> [What you are asked to do] Reproduce all of the entries below exactly, without a single change.

> [Source material]
···

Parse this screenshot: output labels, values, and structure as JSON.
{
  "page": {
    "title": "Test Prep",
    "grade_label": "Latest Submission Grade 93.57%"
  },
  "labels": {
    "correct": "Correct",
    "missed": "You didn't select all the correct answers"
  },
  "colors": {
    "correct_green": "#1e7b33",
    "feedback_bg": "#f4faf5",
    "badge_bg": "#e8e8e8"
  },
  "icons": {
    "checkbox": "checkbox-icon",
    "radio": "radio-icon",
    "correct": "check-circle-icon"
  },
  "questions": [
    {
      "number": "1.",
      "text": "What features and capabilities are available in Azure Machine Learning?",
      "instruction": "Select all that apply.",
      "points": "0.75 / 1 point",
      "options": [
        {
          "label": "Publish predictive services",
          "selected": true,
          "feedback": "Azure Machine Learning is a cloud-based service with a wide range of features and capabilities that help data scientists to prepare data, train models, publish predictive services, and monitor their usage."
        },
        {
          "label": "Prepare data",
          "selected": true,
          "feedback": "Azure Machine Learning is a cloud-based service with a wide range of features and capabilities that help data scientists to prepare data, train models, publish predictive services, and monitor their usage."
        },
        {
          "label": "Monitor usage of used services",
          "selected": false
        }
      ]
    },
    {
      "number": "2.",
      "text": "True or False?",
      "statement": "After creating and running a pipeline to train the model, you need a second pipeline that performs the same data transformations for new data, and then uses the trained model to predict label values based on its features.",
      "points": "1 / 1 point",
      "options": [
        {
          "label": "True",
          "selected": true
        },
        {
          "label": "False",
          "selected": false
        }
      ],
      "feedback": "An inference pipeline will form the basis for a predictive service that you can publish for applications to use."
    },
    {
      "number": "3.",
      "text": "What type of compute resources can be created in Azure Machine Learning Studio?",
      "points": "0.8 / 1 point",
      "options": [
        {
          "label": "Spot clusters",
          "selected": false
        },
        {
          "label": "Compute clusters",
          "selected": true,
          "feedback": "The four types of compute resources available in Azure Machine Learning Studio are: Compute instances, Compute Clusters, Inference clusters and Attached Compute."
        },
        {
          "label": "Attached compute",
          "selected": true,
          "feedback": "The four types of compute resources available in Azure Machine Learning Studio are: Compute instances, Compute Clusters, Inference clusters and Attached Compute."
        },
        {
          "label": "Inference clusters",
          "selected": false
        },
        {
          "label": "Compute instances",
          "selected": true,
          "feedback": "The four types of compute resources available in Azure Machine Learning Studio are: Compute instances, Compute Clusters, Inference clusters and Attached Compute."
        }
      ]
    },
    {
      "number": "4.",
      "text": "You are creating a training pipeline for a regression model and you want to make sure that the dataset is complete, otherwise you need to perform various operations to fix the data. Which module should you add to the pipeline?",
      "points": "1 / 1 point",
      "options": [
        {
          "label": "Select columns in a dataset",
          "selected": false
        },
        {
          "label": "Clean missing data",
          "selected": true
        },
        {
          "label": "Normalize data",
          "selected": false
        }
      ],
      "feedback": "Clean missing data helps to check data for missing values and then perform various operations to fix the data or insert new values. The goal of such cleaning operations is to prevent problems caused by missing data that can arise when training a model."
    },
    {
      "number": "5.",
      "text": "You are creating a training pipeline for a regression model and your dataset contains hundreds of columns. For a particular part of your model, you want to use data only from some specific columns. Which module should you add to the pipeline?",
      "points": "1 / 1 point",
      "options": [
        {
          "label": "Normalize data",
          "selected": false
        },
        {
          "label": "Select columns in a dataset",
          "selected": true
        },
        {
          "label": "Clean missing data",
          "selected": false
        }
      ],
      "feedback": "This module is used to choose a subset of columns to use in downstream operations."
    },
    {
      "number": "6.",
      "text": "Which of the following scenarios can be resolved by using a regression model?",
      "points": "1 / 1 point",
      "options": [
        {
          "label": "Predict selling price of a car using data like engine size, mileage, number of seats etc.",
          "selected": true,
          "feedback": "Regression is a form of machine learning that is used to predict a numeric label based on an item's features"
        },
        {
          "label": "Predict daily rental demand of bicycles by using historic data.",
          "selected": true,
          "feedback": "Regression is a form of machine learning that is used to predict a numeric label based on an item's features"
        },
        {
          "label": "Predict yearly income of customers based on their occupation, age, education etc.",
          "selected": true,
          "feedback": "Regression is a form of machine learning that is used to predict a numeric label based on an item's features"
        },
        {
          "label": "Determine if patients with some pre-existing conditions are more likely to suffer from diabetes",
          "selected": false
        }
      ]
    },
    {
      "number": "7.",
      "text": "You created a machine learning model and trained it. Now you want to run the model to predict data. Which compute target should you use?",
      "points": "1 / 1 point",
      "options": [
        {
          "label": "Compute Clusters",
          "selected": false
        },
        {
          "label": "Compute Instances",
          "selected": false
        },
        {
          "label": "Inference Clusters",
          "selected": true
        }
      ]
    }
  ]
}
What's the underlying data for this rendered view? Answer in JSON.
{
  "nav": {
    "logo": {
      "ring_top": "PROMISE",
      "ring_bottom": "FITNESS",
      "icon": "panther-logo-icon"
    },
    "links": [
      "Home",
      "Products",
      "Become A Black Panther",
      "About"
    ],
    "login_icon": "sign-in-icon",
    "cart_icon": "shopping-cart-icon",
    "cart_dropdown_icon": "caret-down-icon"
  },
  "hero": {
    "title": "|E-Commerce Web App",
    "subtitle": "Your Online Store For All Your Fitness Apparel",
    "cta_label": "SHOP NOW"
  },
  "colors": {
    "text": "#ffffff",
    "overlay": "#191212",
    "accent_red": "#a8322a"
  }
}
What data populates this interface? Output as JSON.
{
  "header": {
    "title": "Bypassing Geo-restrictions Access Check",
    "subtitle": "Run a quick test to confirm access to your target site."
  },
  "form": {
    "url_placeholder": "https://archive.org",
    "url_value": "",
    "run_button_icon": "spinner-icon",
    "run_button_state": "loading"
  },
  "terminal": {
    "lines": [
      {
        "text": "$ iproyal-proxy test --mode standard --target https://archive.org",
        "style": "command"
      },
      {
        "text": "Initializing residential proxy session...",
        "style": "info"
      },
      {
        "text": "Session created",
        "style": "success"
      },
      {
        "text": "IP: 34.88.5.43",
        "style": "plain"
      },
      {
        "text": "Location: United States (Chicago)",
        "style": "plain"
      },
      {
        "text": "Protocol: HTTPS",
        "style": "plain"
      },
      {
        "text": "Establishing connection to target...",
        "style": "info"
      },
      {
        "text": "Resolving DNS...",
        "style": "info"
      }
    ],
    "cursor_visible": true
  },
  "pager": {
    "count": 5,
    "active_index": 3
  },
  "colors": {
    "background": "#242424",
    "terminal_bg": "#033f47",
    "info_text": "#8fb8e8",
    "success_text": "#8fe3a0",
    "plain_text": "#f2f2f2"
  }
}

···

> [Task solution]
Parse this screenshot: output labels, values, and structure as JSON.
{
  "page": {
    "title": "Test Prep",
    "grade_label": "Latest Submission Grade 93.57%"
  },
  "labels": {
    "correct": "Correct",
    "missed": "You didn't select all the correct answers"
  },
  "colors": {
    "correct_green": "#1e7b33",
    "feedback_bg": "#f4faf5",
    "badge_bg": "#e8e8e8"
  },
  "icons": {
    "checkbox": "checkbox-icon",
    "radio": "radio-icon",
    "correct": "check-circle-icon"
  },
  "questions": [
    {
      "number": "1.",
      "text": "What features and capabilities are available in Azure Machine Learning?",
      "instruction": "Select all that apply.",
      "points": "0.75 / 1 point",
      "options": [
        {
          "label": "Publish predictive services",
          "selected": true,
          "feedback": "Azure Machine Learning is a cloud-based service with a wide range of features and capabilities that help data scientists to prepare data, train models, publish predictive services, and monitor their usage."
        },
        {
          "label": "Prepare data",
          "selected": true,
          "feedback": "Azure Machine Learning is a cloud-based service with a wide range of features and capabilities that help data scientists to prepare data, train models, publish predictive services, and monitor their usage."
        },
        {
          "label": "Monitor usage of used services",
          "selected": false
        }
      ]
    },
    {
      "number": "2.",
      "text": "True or False?",
      "statement": "After creating and running a pipeline to train the model, you need a second pipeline that performs the same data transformations for new data, and then uses the trained model to predict label values based on its features.",
      "points": "1 / 1 point",
      "options": [
        {
          "label": "True",
          "selected": true
        },
        {
          "label": "False",
          "selected": false
        }
      ],
      "feedback": "An inference pipeline will form the basis for a predictive service that you can publish for applications to use."
    },
    {
      "number": "3.",
      "text": "What type of compute resources can be created in Azure Machine Learning Studio?",
      "points": "0.8 / 1 point",
      "options": [
        {
          "label": "Spot clusters",
          "selected": false
        },
        {
          "label": "Compute clusters",
          "selected": true,
          "feedback": "The four types of compute resources available in Azure Machine Learning Studio are: Compute instances, Compute Clusters, Inference clusters and Attached Compute."
        },
        {
          "label": "Attached compute",
          "selected": true,
          "feedback": "The four types of compute resources available in Azure Machine Learning Studio are: Compute instances, Compute Clusters, Inference clusters and Attached Compute."
        },
        {
          "label": "Inference clusters",
          "selected": false
        },
        {
          "label": "Compute instances",
          "selected": true,
          "feedback": "The four types of compute resources available in Azure Machine Learning Studio are: Compute instances, Compute Clusters, Inference clusters and Attached Compute."
        }
      ]
    },
    {
      "number": "4.",
      "text": "You are creating a training pipeline for a regression model and you want to make sure that the dataset is complete, otherwise you need to perform various operations to fix the data. Which module should you add to the pipeline?",
      "points": "1 / 1 point",
      "options": [
        {
          "label": "Select columns in a dataset",
          "selected": false
        },
        {
          "label": "Clean missing data",
          "selected": true
        },
        {
          "label": "Normalize data",
          "selected": false
        }
      ],
      "feedback": "Clean missing data helps to check data for missing values and then perform various operations to fix the data or insert new values. The goal of such cleaning operations is to prevent problems caused by missing data that can arise when training a model."
    },
    {
      "number": "5.",
      "text": "You are creating a training pipeline for a regression model and your dataset contains hundreds of columns. For a particular part of your model, you want to use data only from some specific columns. Which module should you add to the pipeline?",
      "points": "1 / 1 point",
      "options": [
        {
          "label": "Normalize data",
          "selected": false
        },
        {
          "label": "Select columns in a dataset",
          "selected": true
        },
        {
          "label": "Clean missing data",
          "selected": false
        }
      ],
      "feedback": "This module is used to choose a subset of columns to use in downstream operations."
    },
    {
      "number": "6.",
      "text": "Which of the following scenarios can be resolved by using a regression model?",
      "points": "1 / 1 point",
      "options": [
        {
          "label": "Predict selling price of a car using data like engine size, mileage, number of seats etc.",
          "selected": true,
          "feedback": "Regression is a form of machine learning that is used to predict a numeric label based on an item's features"
        },
        {
          "label": "Predict daily rental demand of bicycles by using historic data.",
          "selected": true,
          "feedback": "Regression is a form of machine learning that is used to predict a numeric label based on an item's features"
        },
        {
          "label": "Predict yearly income of customers based on their occupation, age, education etc.",
          "selected": true,
          "feedback": "Regression is a form of machine learning that is used to predict a numeric label based on an item's features"
        },
        {
          "label": "Determine if patients with some pre-existing conditions are more likely to suffer from diabetes",
          "selected": false
        }
      ]
    },
    {
      "number": "7.",
      "text": "You created a machine learning model and trained it. Now you want to run the model to predict data. Which compute target should you use?",
      "points": "1 / 1 point",
      "options": [
        {
          "label": "Compute Clusters",
          "selected": false
        },
        {
          "label": "Compute Instances",
          "selected": false
        },
        {
          "label": "Inference Clusters",
          "selected": true
        }
      ]
    }
  ]
}
What's the underlying data for this rendered view? Answer in JSON.
{
  "nav": {
    "logo": {
      "ring_top": "PROMISE",
      "ring_bottom": "FITNESS",
      "icon": "panther-logo-icon"
    },
    "links": [
      "Home",
      "Products",
      "Become A Black Panther",
      "About"
    ],
    "login_icon": "sign-in-icon",
    "cart_icon": "shopping-cart-icon",
    "cart_dropdown_icon": "caret-down-icon"
  },
  "hero": {
    "title": "|E-Commerce Web App",
    "subtitle": "Your Online Store For All Your Fitness Apparel",
    "cta_label": "SHOP NOW"
  },
  "colors": {
    "text": "#ffffff",
    "overlay": "#191212",
    "accent_red": "#a8322a"
  }
}
What data populates this interface? Output as JSON.
{
  "header": {
    "title": "Bypassing Geo-restrictions Access Check",
    "subtitle": "Run a quick test to confirm access to your target site."
  },
  "form": {
    "url_placeholder": "https://archive.org",
    "url_value": "",
    "run_button_icon": "spinner-icon",
    "run_button_state": "loading"
  },
  "terminal": {
    "lines": [
      {
        "text": "$ iproyal-proxy test --mode standard --target https://archive.org",
        "style": "command"
      },
      {
        "text": "Initializing residential proxy session...",
        "style": "info"
      },
      {
        "text": "Session created",
        "style": "success"
      },
      {
        "text": "IP: 34.88.5.43",
        "style": "plain"
      },
      {
        "text": "Location: United States (Chicago)",
        "style": "plain"
      },
      {
        "text": "Protocol: HTTPS",
        "style": "plain"
      },
      {
        "text": "Establishing connection to target...",
        "style": "info"
      },
      {
        "text": "Resolving DNS...",
        "style": "info"
      }
    ],
    "cursor_visible": true
  },
  "pager": {
    "count": 5,
    "active_index": 3
  },
  "colors": {
    "background": "#242424",
    "terminal_bg": "#033f47",
    "info_text": "#8fb8e8",
    "success_text": "#8fe3a0",
    "plain_text": "#f2f2f2"
  }
}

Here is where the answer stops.